Data extracted from a collection ::

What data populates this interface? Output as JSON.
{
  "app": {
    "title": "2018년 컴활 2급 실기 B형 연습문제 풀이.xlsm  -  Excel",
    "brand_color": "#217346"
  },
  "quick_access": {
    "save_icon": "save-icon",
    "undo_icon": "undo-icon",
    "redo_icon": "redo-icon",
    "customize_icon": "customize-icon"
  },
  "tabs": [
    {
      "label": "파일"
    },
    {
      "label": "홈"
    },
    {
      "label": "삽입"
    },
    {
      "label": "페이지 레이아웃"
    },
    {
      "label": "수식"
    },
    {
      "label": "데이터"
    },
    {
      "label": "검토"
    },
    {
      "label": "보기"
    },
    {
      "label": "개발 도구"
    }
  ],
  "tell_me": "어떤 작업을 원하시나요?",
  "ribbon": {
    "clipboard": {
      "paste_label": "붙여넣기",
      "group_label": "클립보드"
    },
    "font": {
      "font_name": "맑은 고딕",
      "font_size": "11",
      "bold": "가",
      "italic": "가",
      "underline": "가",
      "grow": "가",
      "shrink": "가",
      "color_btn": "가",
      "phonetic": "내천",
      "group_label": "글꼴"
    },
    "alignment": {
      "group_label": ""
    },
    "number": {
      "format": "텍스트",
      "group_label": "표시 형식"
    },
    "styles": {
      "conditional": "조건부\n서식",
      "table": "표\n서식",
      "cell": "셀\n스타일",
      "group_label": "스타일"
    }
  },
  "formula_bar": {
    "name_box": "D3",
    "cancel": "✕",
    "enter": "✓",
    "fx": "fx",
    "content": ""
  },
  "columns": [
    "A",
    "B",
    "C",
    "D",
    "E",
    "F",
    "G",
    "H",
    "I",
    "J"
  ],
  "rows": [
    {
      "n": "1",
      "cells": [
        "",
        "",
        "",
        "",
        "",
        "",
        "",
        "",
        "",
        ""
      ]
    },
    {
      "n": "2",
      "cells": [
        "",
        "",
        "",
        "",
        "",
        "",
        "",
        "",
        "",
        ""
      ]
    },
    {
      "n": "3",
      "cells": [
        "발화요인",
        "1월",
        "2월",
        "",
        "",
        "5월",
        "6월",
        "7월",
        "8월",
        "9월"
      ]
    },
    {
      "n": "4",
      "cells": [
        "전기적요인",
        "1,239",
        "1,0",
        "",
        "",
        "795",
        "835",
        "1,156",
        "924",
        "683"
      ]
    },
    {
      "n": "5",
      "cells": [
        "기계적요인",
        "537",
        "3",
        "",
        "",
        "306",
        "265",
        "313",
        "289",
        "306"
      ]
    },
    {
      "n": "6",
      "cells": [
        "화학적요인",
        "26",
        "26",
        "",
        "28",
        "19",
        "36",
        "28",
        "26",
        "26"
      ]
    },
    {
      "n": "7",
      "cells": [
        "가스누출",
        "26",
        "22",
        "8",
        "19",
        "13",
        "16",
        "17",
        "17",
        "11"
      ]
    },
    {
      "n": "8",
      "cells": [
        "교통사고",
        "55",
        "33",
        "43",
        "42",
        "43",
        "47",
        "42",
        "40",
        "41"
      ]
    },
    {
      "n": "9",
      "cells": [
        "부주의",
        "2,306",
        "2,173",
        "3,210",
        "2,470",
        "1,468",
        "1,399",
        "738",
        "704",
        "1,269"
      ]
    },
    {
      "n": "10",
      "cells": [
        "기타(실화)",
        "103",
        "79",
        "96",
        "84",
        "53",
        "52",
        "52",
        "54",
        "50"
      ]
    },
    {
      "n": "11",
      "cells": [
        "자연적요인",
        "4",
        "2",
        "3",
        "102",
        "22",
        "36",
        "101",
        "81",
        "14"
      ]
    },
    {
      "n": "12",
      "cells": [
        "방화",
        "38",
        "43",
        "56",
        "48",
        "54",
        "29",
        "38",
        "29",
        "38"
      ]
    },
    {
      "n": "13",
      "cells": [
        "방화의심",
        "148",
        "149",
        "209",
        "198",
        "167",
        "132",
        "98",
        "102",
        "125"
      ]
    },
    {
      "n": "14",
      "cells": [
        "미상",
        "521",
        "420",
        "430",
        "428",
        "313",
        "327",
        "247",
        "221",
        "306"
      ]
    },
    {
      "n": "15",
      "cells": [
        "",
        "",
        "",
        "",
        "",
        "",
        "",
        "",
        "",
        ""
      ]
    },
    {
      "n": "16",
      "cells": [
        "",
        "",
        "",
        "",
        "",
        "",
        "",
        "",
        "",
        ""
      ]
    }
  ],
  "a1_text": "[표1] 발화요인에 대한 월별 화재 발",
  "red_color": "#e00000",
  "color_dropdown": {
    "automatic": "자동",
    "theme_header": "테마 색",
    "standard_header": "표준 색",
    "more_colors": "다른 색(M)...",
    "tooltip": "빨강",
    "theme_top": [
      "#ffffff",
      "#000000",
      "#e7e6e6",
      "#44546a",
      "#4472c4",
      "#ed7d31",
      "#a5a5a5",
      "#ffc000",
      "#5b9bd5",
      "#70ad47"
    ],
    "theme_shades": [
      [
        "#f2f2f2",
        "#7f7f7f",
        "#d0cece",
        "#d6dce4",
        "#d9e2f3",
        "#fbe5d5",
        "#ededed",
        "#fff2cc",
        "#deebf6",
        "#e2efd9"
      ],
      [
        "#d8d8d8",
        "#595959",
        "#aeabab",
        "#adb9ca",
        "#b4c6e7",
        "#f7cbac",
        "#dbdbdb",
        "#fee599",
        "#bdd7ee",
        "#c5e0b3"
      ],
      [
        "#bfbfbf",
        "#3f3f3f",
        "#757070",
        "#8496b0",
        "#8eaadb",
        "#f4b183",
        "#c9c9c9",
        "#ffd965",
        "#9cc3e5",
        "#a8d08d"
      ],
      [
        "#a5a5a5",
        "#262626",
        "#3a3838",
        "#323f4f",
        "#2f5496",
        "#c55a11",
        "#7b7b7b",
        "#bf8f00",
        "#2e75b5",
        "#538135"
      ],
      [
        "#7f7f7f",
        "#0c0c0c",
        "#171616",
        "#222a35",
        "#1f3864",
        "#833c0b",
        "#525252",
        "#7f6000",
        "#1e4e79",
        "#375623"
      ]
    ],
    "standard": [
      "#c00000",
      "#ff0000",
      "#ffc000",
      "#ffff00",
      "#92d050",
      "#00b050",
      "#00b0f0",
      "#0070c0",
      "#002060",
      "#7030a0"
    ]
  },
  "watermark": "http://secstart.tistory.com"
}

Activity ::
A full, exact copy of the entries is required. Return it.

Exercise solution ::
What data populates this interface? Output as JSON.
{
  "app": {
    "title": "2018년 컴활 2급 실기 B형 연습문제 풀이.xlsm  -  Excel",
    "brand_color": "#217346"
  },
  "quick_access": {
    "save_icon": "save-icon",
    "undo_icon": "undo-icon",
    "redo_icon": "redo-icon",
    "customize_icon": "customize-icon"
  },
  "tabs": [
    {
      "label": "파일"
    },
    {
      "label": "홈"
    },
    {
      "label": "삽입"
    },
    {
      "label": "페이지 레이아웃"
    },
    {
      "label": "수식"
    },
    {
      "label": "데이터"
    },
    {
      "label": "검토"
    },
    {
      "label": "보기"
    },
    {
      "label": "개발 도구"
    }
  ],
  "tell_me": "어떤 작업을 원하시나요?",
  "ribbon": {
    "clipboard": {
      "paste_label": "붙여넣기",
      "group_label": "클립보드"
    },
    "font": {
      "font_name": "맑은 고딕",
      "font_size": "11",
      "bold": "가",
      "italic": "가",
      "underline": "가",
      "grow": "가",
      "shrink": "가",
      "color_btn": "가",
      "phonetic": "내천",
      "group_label": "글꼴"
    },
    "alignment": {
      "group_label": ""
    },
    "number": {
      "format": "텍스트",
      "group_label": "표시 형식"
    },
    "styles": {
      "conditional": "조건부\n서식",
      "table": "표\n서식",
      "cell": "셀\n스타일",
      "group_label": "스타일"
    }
  },
  "formula_bar": {
    "name_box": "D3",
    "cancel": "✕",
    "enter": "✓",
    "fx": "fx",
    "content": ""
  },
  "columns": [
    "A",
    "B",
    "C",
    "D",
    "E",
    "F",
    "G",
    "H",
    "I",
    "J"
  ],
  "rows": [
    {
      "n": "1",
      "cells": [
        "",
        "",
        "",
        "",
        "",
        "",
        "",
        "",
        "",
        ""
      ]
    },
    {
      "n": "2",
      "cells": [
        "",
        "",
        "",
        "",
        "",
        "",
        "",
        "",
        "",
        ""
      ]
    },
    {
      "n": "3",
      "cells": [
        "발화요인",
        "1월",
        "2월",
        "",
        "",
        "5월",
        "6월",
        "7월",
        "8월",
        "9월"
      ]
    },
    {
      "n": "4",
      "cells": [
        "전기적요인",
        "1,239",
        "1,0",
        "",
        "",
        "795",
        "835",
        "1,156",
        "924",
        "683"
      ]
    },
    {
      "n": "5",
      "cells": [
        "기계적요인",
        "537",
        "3",
        "",
        "",
        "306",
        "265",
        "313",
        "289",
        "306"
      ]
    },
    {
      "n": "6",
      "cells": [
        "화학적요인",
        "26",
        "26",
        "",
        "28",
        "19",
        "36",
        "28",
        "26",
        "26"
      ]
    },
    {
      "n": "7",
      "cells": [
        "가스누출",
        "26",
        "22",
        "8",
        "19",
        "13",
        "16",
        "17",
        "17",
        "11"
      ]
    },
    {
      "n": "8",
      "cells": [
        "교통사고",
        "55",
        "33",
        "43",
        "42",
        "43",
        "47",
        "42",
        "40",
        "41"
      ]
    },
    {
      "n": "9",
      "cells": [
        "부주의",
        "2,306",
        "2,173",
        "3,210",
        "2,470",
        "1,468",
        "1,399",
        "738",
        "704",
        "1,269"
      ]
    },
    {
      "n": "10",
      "cells": [
        "기타(실화)",
        "103",
        "79",
        "96",
        "84",
        "53",
        "52",
        "52",
        "54",
        "50"
      ]
    },
    {
      "n": "11",
      "cells": [
        "자연적요인",
        "4",
        "2",
        "3",
        "102",
        "22",
        "36",
        "101",
        "81",
        "14"
      ]
    },
    {
      "n": "12",
      "cells": [
        "방화",
        "38",
        "43",
        "56",
        "48",
        "54",
        "29",
        "38",
        "29",
        "38"
      ]
    },
    {
      "n": "13",
      "cells": [
        "방화의심",
        "148",
        "149",
        "209",
        "198",
        "167",
        "132",
        "98",
        "102",
        "125"
      ]
    },
    {
      "n": "14",
      "cells": [
        "미상",
        "521",
        "420",
        "430",
        "428",
        "313",
        "327",
        "247",
        "221",
        "306"
      ]
    },
    {
      "n": "15",
      "cells": [
        "",
        "",
        "",
        "",
        "",
        "",
        "",
        "",
        "",
        ""
      ]
    },
    {
      "n": "16",
      "cells": [
        "",
        "",
        "",
        "",
        "",
        "",
        "",
        "",
        "",
        ""
      ]
    }
  ],
  "a1_text": "[표1] 발화요인에 대한 월별 화재 발",
  "red_color": "#e00000",
  "color_dropdown": {
    "automatic": "자동",
    "theme_header": "테마 색",
    "standard_header": "표준 색",
    "more_colors": "다른 색(M)...",
    "tooltip": "빨강",
    "theme_top": [
      "#ffffff",
      "#000000",
      "#e7e6e6",
      "#44546a",
      "#4472c4",
      "#ed7d31",
      "#a5a5a5",
      "#ffc000",
      "#5b9bd5",
      "#70ad47"
    ],
    "theme_shades": [
      [
        "#f2f2f2",
        "#7f7f7f",
        "#d0cece",
        "#d6dce4",
        "#d9e2f3",
        "#fbe5d5",
        "#ededed",
        "#fff2cc",
        "#deebf6",
        "#e2efd9"
      ],
      [
        "#d8d8d8",
        "#595959",
        "#aeabab",
        "#adb9ca",
        "#b4c6e7",
        "#f7cbac",
        "#dbdbdb",
        "#fee599",
        "#bdd7ee",
        "#c5e0b3"
      ],
      [
        "#bfbfbf",
        "#3f3f3f",
        "#757070",
        "#8496b0",
        "#8eaadb",
        "#f4b183",
        "#c9c9c9",
        "#ffd965",
        "#9cc3e5",
        "#a8d08d"
      ],
      [
        "#a5a5a5",
        "#262626",
        "#3a3838",
        "#323f4f",
        "#2f5496",
        "#c55a11",
        "#7b7b7b",
        "#bf8f00",
        "#2e75b5",
        "#538135"
      ],
      [
        "#7f7f7f",
        "#0c0c0c",
        "#171616",
        "#222a35",
        "#1f3864",
        "#833c0b",
        "#525252",
        "#7f6000",
        "#1e4e79",
        "#375623"
      ]
    ],
    "standard": [
      "#c00000",
      "#ff0000",
      "#ffc000",
      "#ffff00",
      "#92d050",
      "#00b050",
      "#00b0f0",
      "#0070c0",
      "#002060",
      "#7030a0"
    ]
  },
  "watermark": "http://secstart.tistory.com"
}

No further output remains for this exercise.